This is a book that finds the perfect balance of heaviness and light. It is rich with culture and colour and longing. Jewel longs to be noticed, her mother longs for her son and Grandpa longs to make up for being responsible for the death of his beloved Bird. It’s a book about wanting something more, wanting to eek more from life than just surviving. Jewel wants to be a geologist, but her mother wants her to be something more, something safer, something normal. The overprotectiveness of a mother who has lost one child is understandable, even to Jewel, but just once she wants to be heard not from behind the veil of tragedy that hangs over her family.
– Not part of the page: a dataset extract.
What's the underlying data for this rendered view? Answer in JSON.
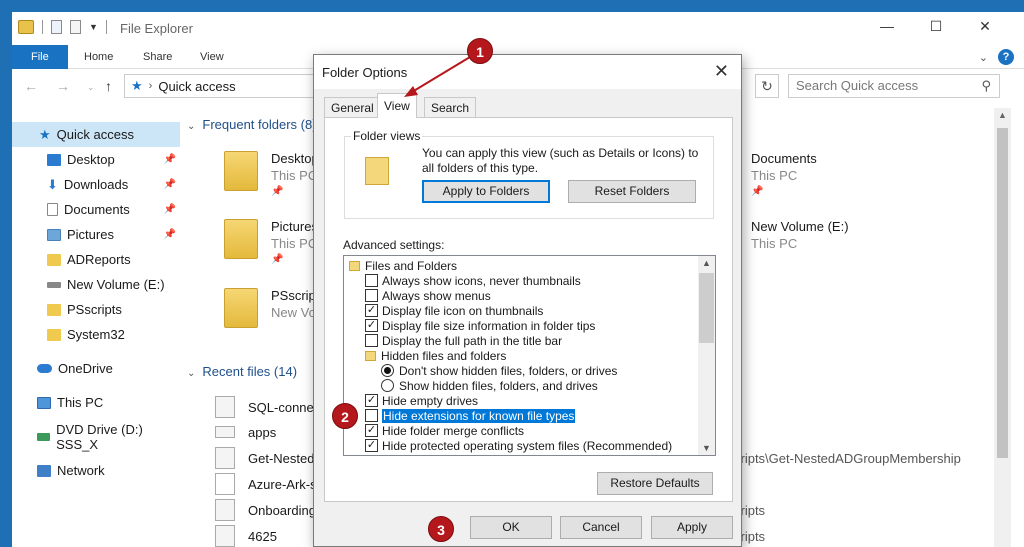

Jewel’s father is overprotective too, but as a Jamaican, his protection comes in the form of plants, rituals and totems designed to keep the evil spirits, the duppies away from his family.
This exploration of not fitting in because of colour or culture is mirrored in John, the dark skinned boy of a white, rich family. He resents them because they’re a daily reminder that he’s got no links to his birth family who gave him up. In Jewel he finds someone who understands him. She understands what it’s like to be different, and to have people take one look at you and assume that you don’t belong. She understands his obsession with space, and can match his facts about planets with her own about the rocks and the earth. They are companion stars, moving in each others’ atmosphere.
But while I love the relationship that develops between Jewel and John, my favourite character, and my favourite development in the book is Grandpa and his relationship with Jewel. Grandpa starts as a two dimensional angry old man, silenced by his grief and superstitions. But Jewel knows that there was more to him once. Before Bird flew. ‘Pooba’, who gave his grandson a nickname that encouraged him to fly. A smiling Grandpa, with his arm around Granny. Little by little Grandpa becomes more than his silence and rage. Discovering him is one of the many lovely character mysteries to this book and there are some beautiful moments as he starts to become more than a name or a silent, angry figure to Jewel and starts becoming a person with history and joy and music and pain. It’s extraordinary watching Jewel
uncover the mysteries of her family within this old man, and watching her find a place where her soul feels at home.
Words are what we use to tell a story, but it’s the silences that make it special. Crystal Chan uses both to perfection. Her story is one that is captivating to read- it’s rich, colourful, tragically happy and wonderful and the words that she uses to tell it are clean and precise. They are punctuated with perfect silences, lifting this story beyond the everyday and making it fly.
Thanks to Text Publishing I have a copy of “Bird” to giveaway to an Australian reader. Just tell me in the comments why you’d like to read it and I’ll announce the winner in the next couple of weeks.
You can read the rest of Crystal’s journey through the blogosphere at the sites below
Extract on Gobblefunked
Review & Guest Post at VeganYANerds
Review at whY.A.not?
12 Curly Questions on Kids’ Book Review
Review at Diva Booknerd
Review at YA Midnight Reads
Review at inkcrush
Review & Q&A at ALPHAReader